Source: Welfare Policies And Citizens’ Political Engagement • Social Europe
In modern history, the idea of Jew as a puppet master, without loyalty to his country of origin — you can really trace that back to The Protocols of the Elders of Zion, published in Russia in 1903.
It was a piece of work — proven to be a forgery almost immediately — purporting to be the meeting minutes of the leaders of the Jewish people, basically speaking like cartoon villains about their designs over the global financial system, subverting the morals of Gentiles, upturning the social fabric of moral culture.
It’s had a really long afterlife — it’s sort of the original fake news, in a sense. A really good case study in how impossible a visceral notion can be to dislodge, even when it’s been comprehensively debunked.
Source: Media Matters on anti-Semitism after Pittsburgh synagogue shootings – Vox
The meaning of monstrosity has morphed dramatically over the course of history.
Traditionally, monsters came from elsewhere: at the unknown edges of maps, from distant times and places. But as the bounds of the known Universe have expanded, the habitats of monsters shrunk back.
The world is now so thoroughly charted that there seems to be little space left for indigenous monsters; instead, we import extraterrestrials and summon up artificial intelligence or cutting-edge technologies to act as the fearsome ‘Others’ for our books, TV series and films.
Source: There be monsters: from cabinets of curiosity to demons within | Aeon Essays
.. If you could have perfect knowledge of the positions, velocities and forces that apply to ‘the greatest bodies of the Universe and those of the tiniest atom’, Laplace said, ‘for such an intellect nothing would be uncertain, and the future just like the past would be present before its eyes.’
This determinism, however, ends up eating its own tail.
In Newtonian physics, space is a static theater within which objects move and shift. But suppose those objects are themselves composed of a finite quantity and variety of constituents – any chunk of ice, for example, is made up of hydrogen and oxygen atoms. Given enough time, the possible combinations of constituents would be bound to repeat themselves, both in time and space.

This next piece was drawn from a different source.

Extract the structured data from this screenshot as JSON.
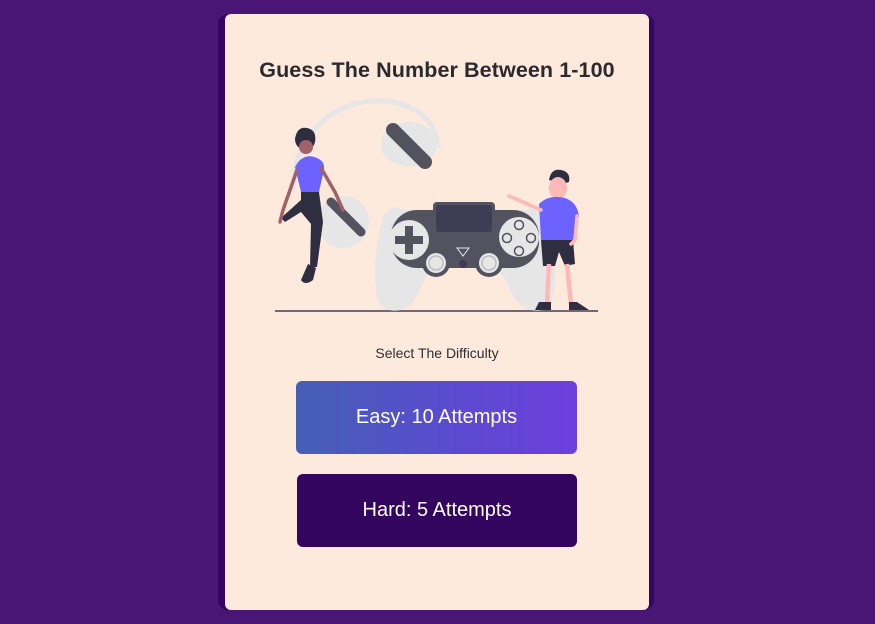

The situation is a bit like an endless tournament of naughts and crosses.
Source: Is time a linear arrow or a loopy, repeating circle? | Aeon Essays